### EXERCISE DIRECTIONS
Among the lines of the records below, count those with the word "device". Reply with that number alone.

### RECORDED DATA
•••••

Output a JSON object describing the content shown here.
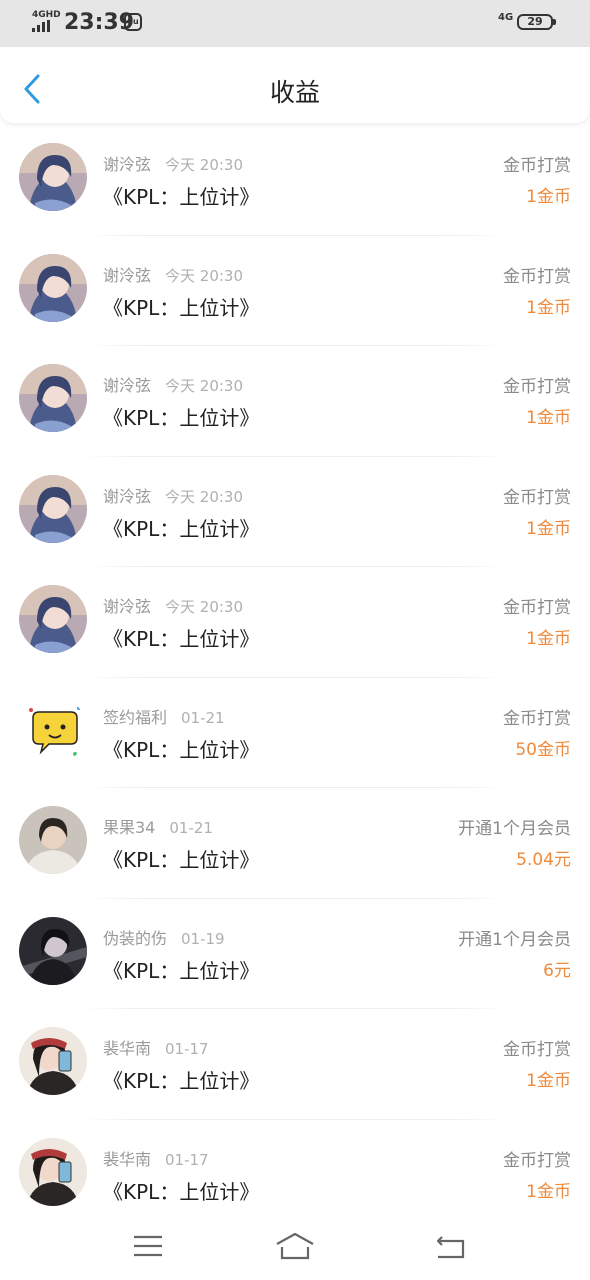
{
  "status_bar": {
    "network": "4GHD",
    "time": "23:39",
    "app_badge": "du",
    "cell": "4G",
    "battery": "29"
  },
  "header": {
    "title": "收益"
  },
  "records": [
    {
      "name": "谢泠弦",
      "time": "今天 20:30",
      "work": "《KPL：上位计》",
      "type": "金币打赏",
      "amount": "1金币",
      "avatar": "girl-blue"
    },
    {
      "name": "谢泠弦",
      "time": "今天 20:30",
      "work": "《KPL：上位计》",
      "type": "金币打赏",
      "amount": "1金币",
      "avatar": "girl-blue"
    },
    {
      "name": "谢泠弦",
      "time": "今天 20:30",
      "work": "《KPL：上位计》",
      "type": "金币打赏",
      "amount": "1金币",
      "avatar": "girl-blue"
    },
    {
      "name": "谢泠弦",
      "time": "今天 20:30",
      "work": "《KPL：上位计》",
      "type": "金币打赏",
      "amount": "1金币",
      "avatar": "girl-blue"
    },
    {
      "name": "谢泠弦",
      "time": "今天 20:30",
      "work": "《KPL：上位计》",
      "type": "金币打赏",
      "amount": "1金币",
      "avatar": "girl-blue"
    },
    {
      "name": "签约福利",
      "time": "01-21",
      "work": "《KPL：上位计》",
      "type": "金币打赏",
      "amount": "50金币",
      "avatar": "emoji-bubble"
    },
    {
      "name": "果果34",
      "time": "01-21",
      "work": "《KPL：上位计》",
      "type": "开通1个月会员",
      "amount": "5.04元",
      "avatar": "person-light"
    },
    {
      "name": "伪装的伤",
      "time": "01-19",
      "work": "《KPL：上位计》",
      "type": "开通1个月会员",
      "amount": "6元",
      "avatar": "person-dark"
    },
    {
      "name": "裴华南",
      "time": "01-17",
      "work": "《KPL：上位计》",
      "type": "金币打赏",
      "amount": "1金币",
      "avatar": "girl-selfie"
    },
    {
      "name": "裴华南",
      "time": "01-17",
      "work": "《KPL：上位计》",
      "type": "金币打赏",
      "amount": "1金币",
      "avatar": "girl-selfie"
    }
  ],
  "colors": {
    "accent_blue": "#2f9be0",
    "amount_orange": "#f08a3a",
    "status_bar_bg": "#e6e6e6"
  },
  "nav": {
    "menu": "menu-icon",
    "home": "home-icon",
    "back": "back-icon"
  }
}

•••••

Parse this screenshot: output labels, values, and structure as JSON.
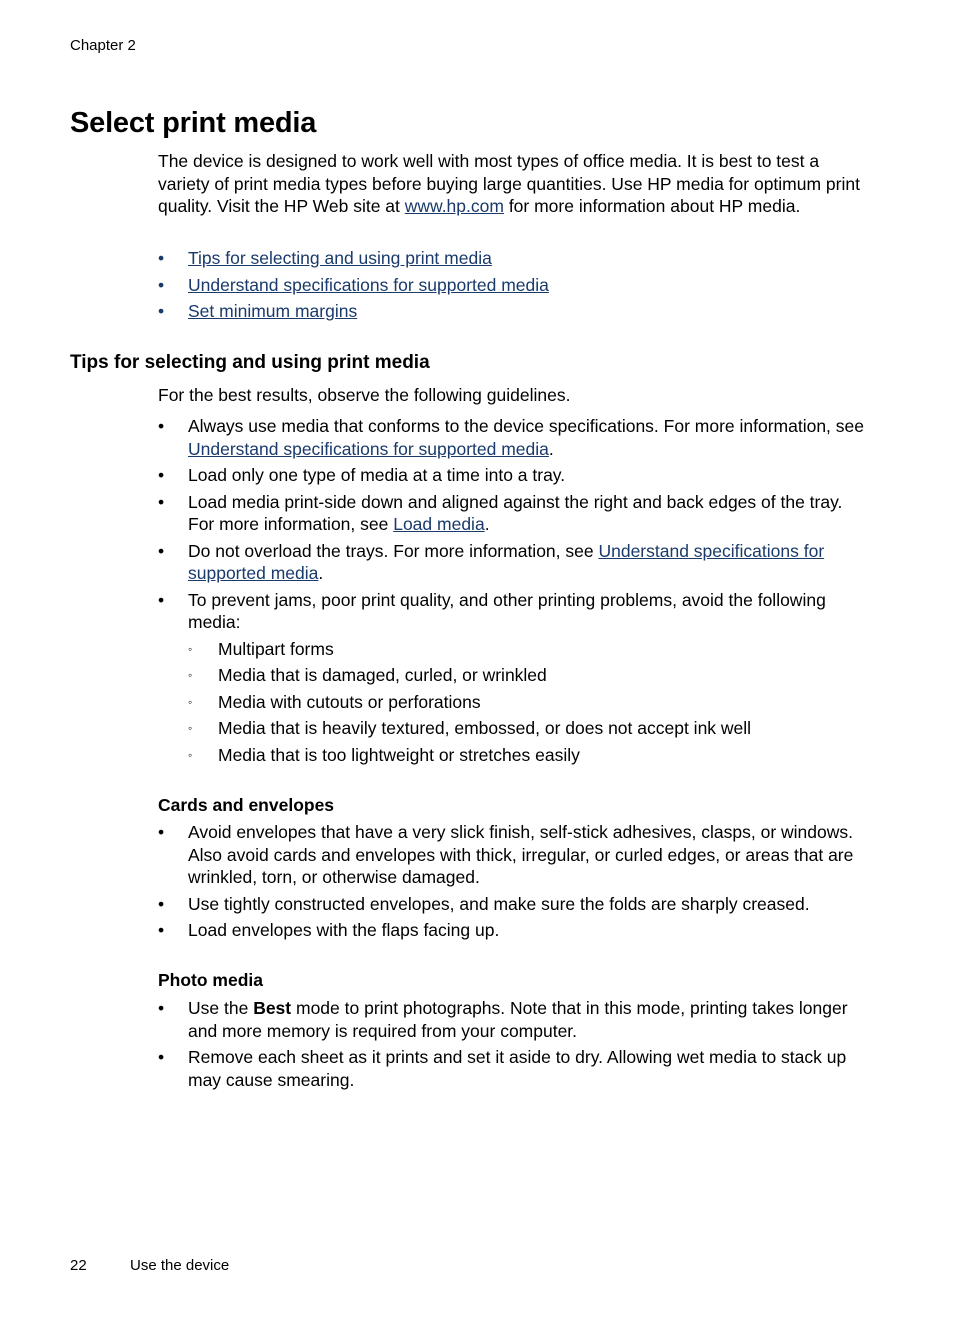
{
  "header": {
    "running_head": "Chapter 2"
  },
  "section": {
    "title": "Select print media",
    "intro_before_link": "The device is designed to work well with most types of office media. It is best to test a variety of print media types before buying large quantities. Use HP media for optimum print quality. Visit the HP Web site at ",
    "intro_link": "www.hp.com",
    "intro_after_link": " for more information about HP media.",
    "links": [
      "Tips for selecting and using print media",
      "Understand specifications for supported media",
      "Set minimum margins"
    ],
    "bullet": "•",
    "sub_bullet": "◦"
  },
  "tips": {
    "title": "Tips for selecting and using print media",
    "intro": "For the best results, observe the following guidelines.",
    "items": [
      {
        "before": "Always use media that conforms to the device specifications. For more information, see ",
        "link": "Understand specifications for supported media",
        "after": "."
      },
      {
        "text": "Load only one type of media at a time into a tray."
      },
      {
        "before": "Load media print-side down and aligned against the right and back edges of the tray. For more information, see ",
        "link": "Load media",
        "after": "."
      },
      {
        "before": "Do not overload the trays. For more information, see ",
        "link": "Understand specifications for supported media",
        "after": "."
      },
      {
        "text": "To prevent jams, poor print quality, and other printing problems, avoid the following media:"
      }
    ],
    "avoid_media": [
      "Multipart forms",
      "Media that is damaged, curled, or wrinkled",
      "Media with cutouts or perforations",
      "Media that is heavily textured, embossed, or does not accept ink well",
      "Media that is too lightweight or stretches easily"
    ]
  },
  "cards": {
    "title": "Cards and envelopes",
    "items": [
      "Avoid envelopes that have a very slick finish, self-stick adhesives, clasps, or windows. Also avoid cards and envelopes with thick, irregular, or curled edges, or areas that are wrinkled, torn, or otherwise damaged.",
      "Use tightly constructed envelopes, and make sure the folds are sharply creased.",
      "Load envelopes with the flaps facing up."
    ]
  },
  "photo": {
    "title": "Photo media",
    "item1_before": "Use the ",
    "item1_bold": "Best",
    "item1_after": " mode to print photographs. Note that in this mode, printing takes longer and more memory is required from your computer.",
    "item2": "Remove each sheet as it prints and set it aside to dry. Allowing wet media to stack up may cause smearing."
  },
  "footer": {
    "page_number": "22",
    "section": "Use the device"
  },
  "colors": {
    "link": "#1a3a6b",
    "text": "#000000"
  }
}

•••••

### OUTPUT FOR THIS TASK
3